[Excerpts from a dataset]

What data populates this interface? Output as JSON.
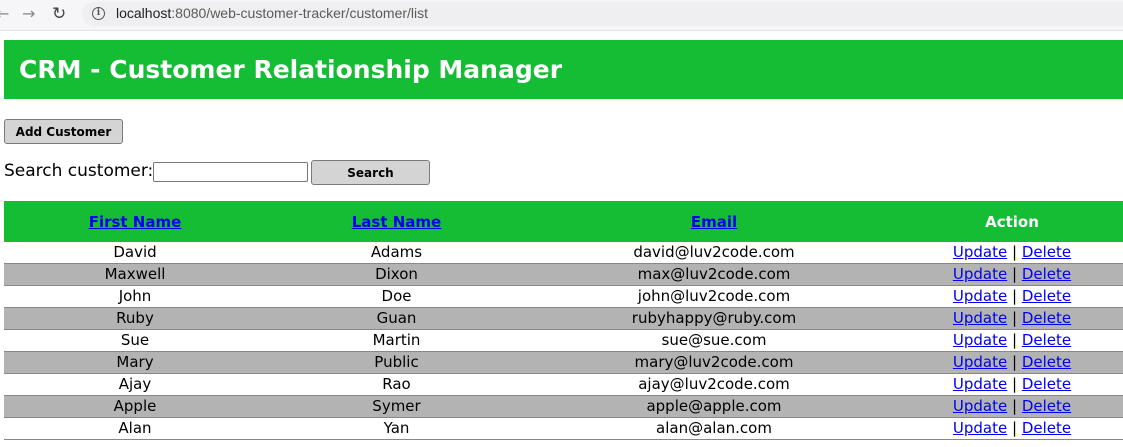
{
  "browser": {
    "url_host": "localhost",
    "url_rest": ":8080/web-customer-tracker/customer/list"
  },
  "header": {
    "title": "CRM - Customer Relationship Manager"
  },
  "actions": {
    "add_label": "Add Customer"
  },
  "search": {
    "label": "Search customer:",
    "value": "",
    "button_label": "Search"
  },
  "table": {
    "columns": [
      "First Name",
      "Last Name",
      "Email",
      "Action"
    ],
    "update_label": "Update",
    "delete_label": "Delete",
    "separator": "|",
    "rows": [
      {
        "first": "David",
        "last": "Adams",
        "email": "david@luv2code.com"
      },
      {
        "first": "Maxwell",
        "last": "Dixon",
        "email": "max@luv2code.com"
      },
      {
        "first": "John",
        "last": "Doe",
        "email": "john@luv2code.com"
      },
      {
        "first": "Ruby",
        "last": "Guan",
        "email": "rubyhappy@ruby.com"
      },
      {
        "first": "Sue",
        "last": "Martin",
        "email": "sue@sue.com"
      },
      {
        "first": "Mary",
        "last": "Public",
        "email": "mary@luv2code.com"
      },
      {
        "first": "Ajay",
        "last": "Rao",
        "email": "ajay@luv2code.com"
      },
      {
        "first": "Apple",
        "last": "Symer",
        "email": "apple@apple.com"
      },
      {
        "first": "Alan",
        "last": "Yan",
        "email": "alan@alan.com"
      }
    ]
  },
  "colors": {
    "accent_green": "#15bd35",
    "row_alt": "#b3b3b3",
    "link": "#0000ee"
  }
}
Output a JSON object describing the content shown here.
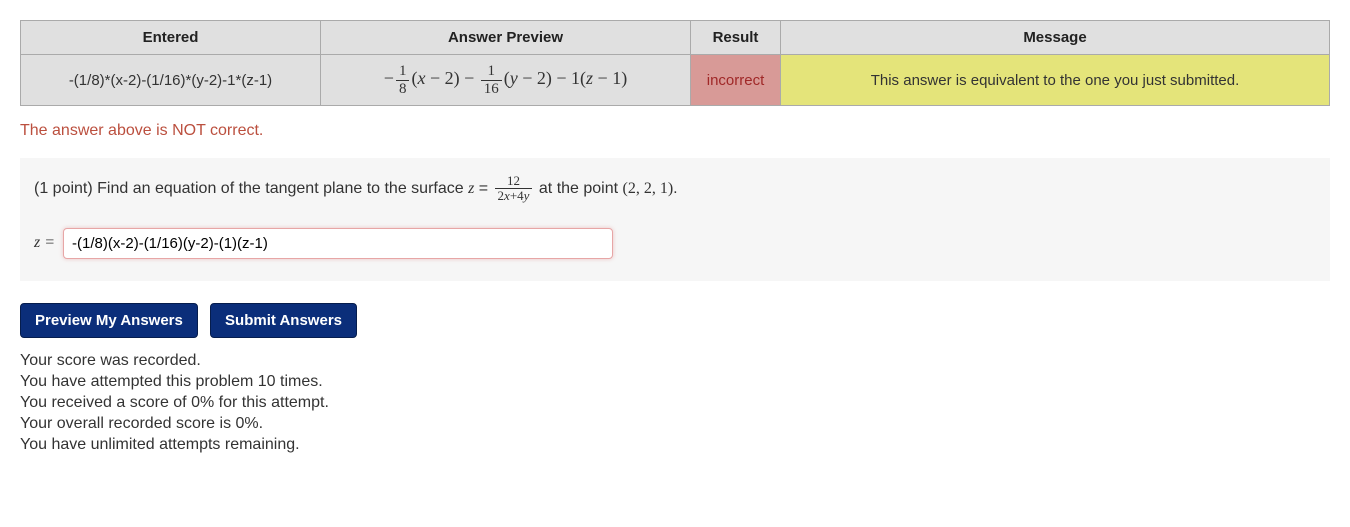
{
  "table": {
    "headers": [
      "Entered",
      "Answer Preview",
      "Result",
      "Message"
    ],
    "entered": "-(1/8)*(x-2)-(1/16)*(y-2)-1*(z-1)",
    "preview": {
      "f1num": "1",
      "f1den": "8",
      "p1a": "(",
      "p1var": "x",
      "p1b": " − 2) − ",
      "f2num": "1",
      "f2den": "16",
      "p2a": "(",
      "p2var": "y",
      "p2b": " − 2) − 1(",
      "p2var2": "z",
      "p2c": " − 1)"
    },
    "result": "incorrect",
    "message": "This answer is equivalent to the one you just submitted."
  },
  "feedback": "The answer above is NOT correct.",
  "problem": {
    "points_prefix": "(1 point) Find an equation of the tangent plane to the surface ",
    "zvar": "z",
    "eq": " = ",
    "frac_num": "12",
    "frac_den_a": "2",
    "frac_den_x": "x",
    "frac_den_plus": "+4",
    "frac_den_y": "y",
    "mid": " at the point ",
    "point": "(2, 2, 1)",
    "period": "."
  },
  "answer": {
    "lhs": "z =",
    "value": "-(1/8)(x-2)-(1/16)(y-2)-(1)(z-1)"
  },
  "buttons": {
    "preview": "Preview My Answers",
    "submit": "Submit Answers"
  },
  "status": [
    "Your score was recorded.",
    "You have attempted this problem 10 times.",
    "You received a score of 0% for this attempt.",
    "Your overall recorded score is 0%.",
    "You have unlimited attempts remaining."
  ]
}
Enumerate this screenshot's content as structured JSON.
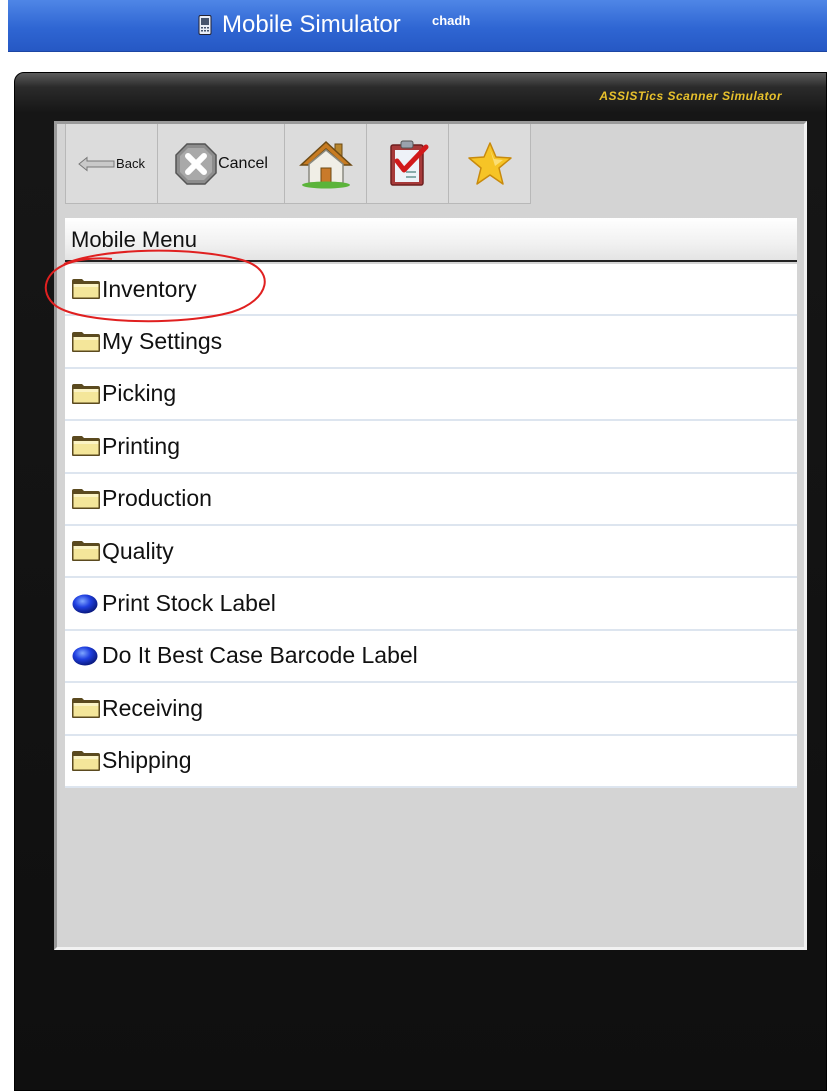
{
  "titlebar": {
    "title": "Mobile Simulator",
    "user": "chadh",
    "icon": "mobile-phone-icon"
  },
  "device": {
    "brand": "ASSISTics Scanner Simulator"
  },
  "toolbar": {
    "back_label": "Back",
    "cancel_label": "Cancel",
    "icons": [
      "back-arrow-icon",
      "cancel-x-icon",
      "home-icon",
      "task-clipboard-icon",
      "favorite-star-icon"
    ]
  },
  "menu": {
    "header": "Mobile Menu",
    "items": [
      {
        "label": "Inventory",
        "icon": "folder-icon"
      },
      {
        "label": "My Settings",
        "icon": "folder-icon"
      },
      {
        "label": "Picking",
        "icon": "folder-icon"
      },
      {
        "label": "Printing",
        "icon": "folder-icon"
      },
      {
        "label": "Production",
        "icon": "folder-icon"
      },
      {
        "label": "Quality",
        "icon": "folder-icon"
      },
      {
        "label": "Print Stock Label",
        "icon": "blue-dot-icon"
      },
      {
        "label": "Do It Best Case Barcode Label",
        "icon": "blue-dot-icon"
      },
      {
        "label": "Receiving",
        "icon": "folder-icon"
      },
      {
        "label": "Shipping",
        "icon": "folder-icon"
      }
    ]
  },
  "colors": {
    "titlebar": "#2f66d3",
    "brand_text": "#e8c12c",
    "annotation": "#e02020"
  }
}
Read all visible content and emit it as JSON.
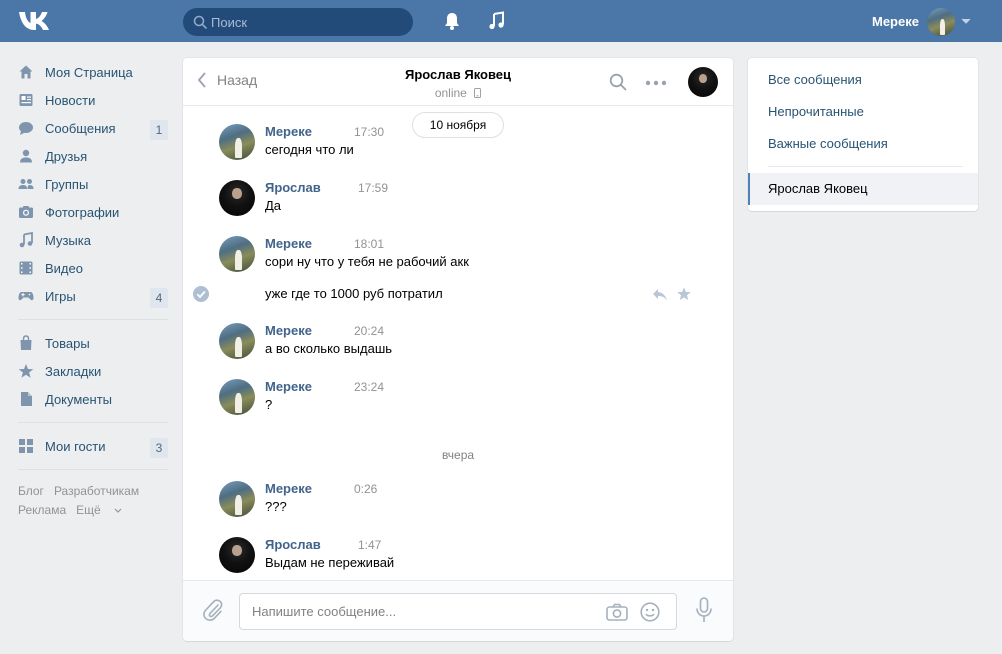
{
  "header": {
    "search_placeholder": "Поиск",
    "username": "Мереке",
    "brand_color": "#4a76a8"
  },
  "sidebar": {
    "items": [
      {
        "label": "Моя Страница",
        "icon": "home-icon"
      },
      {
        "label": "Новости",
        "icon": "news-icon"
      },
      {
        "label": "Сообщения",
        "icon": "messages-icon",
        "count": "1"
      },
      {
        "label": "Друзья",
        "icon": "friends-icon"
      },
      {
        "label": "Группы",
        "icon": "groups-icon"
      },
      {
        "label": "Фотографии",
        "icon": "photos-icon"
      },
      {
        "label": "Музыка",
        "icon": "music-icon"
      },
      {
        "label": "Видео",
        "icon": "video-icon"
      },
      {
        "label": "Игры",
        "icon": "games-icon",
        "count": "4"
      },
      {
        "label": "Товары",
        "icon": "goods-icon"
      },
      {
        "label": "Закладки",
        "icon": "bookmarks-icon"
      },
      {
        "label": "Документы",
        "icon": "documents-icon"
      },
      {
        "label": "Мои гости",
        "icon": "guests-icon",
        "count": "3"
      }
    ],
    "footer": {
      "blog": "Блог",
      "developers": "Разработчикам",
      "ads": "Реклама",
      "more": "Ещё"
    }
  },
  "chat": {
    "back_label": "Назад",
    "title": "Ярослав Яковец",
    "status": "online",
    "date_pill": "10 ноября",
    "divider_yesterday": "вчера",
    "messages": [
      {
        "author": "Мереке",
        "time": "17:30",
        "text": "сегодня что ли"
      },
      {
        "author": "Ярослав",
        "time": "17:59",
        "text": "Да"
      },
      {
        "author": "Мереке",
        "time": "18:01",
        "text": "сори ну что у тебя не рабочий акк",
        "extra": "уже где то 1000 руб потратил"
      },
      {
        "author": "Мереке",
        "time": "20:24",
        "text": "а во сколько выдашь"
      },
      {
        "author": "Мереке",
        "time": "23:24",
        "text": "?"
      },
      {
        "author": "Мереке",
        "time": "0:26",
        "text": "???"
      },
      {
        "author": "Ярослав",
        "time": "1:47",
        "text": "Выдам не переживай"
      }
    ],
    "composer_placeholder": "Напишите сообщение..."
  },
  "right_panel": {
    "all": "Все сообщения",
    "unread": "Непрочитанные",
    "important": "Важные сообщения",
    "active_dialog": "Ярослав Яковец"
  }
}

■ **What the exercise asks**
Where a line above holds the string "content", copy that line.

■ **Answer to the problem**
Output a JSON object describing the content shown here.
Enumerate this screenshot's content as structured JSON.
Read all visible content and emit it as JSON.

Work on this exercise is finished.